Problem to work on: Only the lines with the string "JSON" are needed; return each of them from the entries below.
----------------
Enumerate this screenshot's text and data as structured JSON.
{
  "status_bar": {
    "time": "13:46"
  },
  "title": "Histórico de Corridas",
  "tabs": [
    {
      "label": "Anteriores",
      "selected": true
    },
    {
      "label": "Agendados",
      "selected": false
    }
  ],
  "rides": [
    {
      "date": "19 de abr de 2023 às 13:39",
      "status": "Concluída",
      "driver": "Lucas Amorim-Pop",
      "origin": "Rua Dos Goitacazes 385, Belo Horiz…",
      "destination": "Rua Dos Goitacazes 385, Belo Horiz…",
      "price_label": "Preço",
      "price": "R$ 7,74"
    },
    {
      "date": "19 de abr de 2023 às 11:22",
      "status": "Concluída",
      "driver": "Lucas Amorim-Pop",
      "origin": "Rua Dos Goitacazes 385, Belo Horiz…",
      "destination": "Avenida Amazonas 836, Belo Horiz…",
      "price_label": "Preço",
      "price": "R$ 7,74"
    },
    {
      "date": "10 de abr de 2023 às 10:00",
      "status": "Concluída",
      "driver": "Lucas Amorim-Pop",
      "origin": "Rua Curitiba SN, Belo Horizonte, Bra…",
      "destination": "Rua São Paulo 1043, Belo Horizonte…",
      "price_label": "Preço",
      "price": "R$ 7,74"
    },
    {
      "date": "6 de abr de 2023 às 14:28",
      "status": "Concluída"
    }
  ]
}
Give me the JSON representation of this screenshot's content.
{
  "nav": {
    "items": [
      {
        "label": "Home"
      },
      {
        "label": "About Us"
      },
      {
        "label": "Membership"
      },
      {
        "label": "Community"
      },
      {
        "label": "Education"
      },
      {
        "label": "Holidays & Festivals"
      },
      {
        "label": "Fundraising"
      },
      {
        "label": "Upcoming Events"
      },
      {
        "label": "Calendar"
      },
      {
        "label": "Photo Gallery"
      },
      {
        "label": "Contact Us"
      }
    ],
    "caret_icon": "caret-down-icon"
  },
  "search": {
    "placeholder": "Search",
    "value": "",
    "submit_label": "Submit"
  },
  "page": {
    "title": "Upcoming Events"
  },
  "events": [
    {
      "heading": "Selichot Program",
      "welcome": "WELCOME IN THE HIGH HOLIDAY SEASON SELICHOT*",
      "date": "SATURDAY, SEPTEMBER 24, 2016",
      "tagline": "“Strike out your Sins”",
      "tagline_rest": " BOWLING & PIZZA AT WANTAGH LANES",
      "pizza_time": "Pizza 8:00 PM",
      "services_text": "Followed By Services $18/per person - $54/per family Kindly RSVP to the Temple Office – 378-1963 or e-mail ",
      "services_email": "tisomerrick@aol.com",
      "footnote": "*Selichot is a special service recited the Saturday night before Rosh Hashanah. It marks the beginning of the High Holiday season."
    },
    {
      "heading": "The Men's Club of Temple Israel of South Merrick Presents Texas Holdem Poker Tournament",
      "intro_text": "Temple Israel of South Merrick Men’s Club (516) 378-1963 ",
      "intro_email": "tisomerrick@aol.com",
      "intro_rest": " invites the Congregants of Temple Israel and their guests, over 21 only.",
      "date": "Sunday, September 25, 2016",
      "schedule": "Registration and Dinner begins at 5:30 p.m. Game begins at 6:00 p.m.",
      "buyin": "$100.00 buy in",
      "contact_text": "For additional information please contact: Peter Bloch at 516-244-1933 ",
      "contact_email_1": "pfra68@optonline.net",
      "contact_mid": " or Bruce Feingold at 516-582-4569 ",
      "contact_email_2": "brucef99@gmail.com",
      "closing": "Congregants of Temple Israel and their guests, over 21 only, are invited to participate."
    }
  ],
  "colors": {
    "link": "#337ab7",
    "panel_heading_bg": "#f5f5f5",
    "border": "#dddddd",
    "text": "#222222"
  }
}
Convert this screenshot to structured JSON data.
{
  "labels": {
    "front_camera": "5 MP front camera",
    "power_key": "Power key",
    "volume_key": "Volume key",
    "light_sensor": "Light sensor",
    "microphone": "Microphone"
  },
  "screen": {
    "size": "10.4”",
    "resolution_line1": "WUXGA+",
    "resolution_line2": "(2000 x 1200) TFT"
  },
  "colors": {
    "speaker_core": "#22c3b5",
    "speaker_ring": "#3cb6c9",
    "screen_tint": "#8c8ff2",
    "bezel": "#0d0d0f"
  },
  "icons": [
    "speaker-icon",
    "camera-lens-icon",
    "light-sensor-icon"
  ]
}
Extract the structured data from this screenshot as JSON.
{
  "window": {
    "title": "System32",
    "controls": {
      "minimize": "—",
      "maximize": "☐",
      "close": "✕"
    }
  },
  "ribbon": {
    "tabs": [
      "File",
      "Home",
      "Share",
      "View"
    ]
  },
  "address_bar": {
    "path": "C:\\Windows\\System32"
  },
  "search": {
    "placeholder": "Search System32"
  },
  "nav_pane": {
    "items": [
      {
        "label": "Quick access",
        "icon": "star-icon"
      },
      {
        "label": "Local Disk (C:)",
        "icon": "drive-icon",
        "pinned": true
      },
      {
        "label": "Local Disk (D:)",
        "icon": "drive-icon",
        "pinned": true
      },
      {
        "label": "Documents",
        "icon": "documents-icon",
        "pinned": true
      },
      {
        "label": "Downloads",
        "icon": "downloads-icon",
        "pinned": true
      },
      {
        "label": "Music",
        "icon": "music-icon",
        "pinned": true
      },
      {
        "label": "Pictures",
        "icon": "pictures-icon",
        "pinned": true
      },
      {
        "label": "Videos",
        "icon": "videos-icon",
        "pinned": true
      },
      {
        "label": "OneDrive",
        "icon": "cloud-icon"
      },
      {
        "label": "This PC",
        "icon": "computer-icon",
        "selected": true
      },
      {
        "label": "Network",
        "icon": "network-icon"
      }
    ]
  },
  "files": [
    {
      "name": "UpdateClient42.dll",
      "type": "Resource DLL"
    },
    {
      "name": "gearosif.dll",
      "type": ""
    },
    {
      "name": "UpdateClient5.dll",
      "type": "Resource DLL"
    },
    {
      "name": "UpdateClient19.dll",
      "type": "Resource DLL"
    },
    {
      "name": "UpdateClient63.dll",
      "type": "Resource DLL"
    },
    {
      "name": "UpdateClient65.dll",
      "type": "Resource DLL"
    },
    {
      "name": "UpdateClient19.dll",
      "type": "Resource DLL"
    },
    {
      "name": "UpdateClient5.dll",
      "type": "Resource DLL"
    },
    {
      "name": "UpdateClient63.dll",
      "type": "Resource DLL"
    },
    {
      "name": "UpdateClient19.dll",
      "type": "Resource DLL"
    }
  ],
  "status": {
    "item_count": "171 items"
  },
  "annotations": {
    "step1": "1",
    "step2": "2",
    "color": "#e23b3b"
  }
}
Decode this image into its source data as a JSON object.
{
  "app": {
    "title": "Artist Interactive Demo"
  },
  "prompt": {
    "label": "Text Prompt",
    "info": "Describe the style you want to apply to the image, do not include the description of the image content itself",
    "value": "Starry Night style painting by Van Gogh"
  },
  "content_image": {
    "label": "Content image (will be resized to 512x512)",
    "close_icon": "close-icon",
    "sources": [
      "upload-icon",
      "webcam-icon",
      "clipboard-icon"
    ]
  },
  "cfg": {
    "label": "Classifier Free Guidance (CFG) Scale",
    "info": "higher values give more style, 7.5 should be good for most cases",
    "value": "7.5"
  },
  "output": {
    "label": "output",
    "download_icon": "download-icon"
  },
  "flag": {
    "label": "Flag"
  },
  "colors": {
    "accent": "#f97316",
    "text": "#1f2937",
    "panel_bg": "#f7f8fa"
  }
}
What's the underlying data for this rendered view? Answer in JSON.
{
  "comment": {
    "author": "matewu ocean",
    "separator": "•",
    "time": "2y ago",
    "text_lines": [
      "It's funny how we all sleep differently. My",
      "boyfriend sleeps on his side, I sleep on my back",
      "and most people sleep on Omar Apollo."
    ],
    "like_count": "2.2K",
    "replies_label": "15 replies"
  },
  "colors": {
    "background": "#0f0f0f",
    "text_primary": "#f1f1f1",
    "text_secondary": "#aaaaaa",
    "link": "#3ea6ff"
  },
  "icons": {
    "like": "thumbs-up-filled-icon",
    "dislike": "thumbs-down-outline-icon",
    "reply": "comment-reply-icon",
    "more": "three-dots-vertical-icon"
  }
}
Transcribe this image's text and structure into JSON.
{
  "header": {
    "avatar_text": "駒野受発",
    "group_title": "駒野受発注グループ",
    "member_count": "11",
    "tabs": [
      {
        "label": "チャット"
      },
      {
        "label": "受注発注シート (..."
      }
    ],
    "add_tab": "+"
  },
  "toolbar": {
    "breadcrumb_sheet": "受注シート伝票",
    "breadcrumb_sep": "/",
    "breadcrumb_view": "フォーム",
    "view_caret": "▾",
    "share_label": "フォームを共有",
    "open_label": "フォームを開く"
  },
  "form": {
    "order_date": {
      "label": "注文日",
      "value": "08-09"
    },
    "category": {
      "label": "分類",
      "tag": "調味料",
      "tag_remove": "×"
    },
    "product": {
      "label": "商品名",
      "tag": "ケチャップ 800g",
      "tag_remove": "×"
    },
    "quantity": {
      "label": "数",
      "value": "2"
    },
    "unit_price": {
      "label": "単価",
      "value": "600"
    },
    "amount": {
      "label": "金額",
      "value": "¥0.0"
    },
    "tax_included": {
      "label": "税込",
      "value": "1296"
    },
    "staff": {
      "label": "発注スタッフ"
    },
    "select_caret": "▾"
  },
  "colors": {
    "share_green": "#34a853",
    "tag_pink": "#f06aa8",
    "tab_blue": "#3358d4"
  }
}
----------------
Written response:
Enumerate this screenshot's text and data as structured JSON.
Give me the JSON representation of this screenshot's content.
Convert this screenshot to structured JSON data.
Extract the structured data from this screenshot as JSON.
Decode this image into its source data as a JSON object.
What's the underlying data for this rendered view? Answer in JSON.
Transcribe this image's text and structure into JSON.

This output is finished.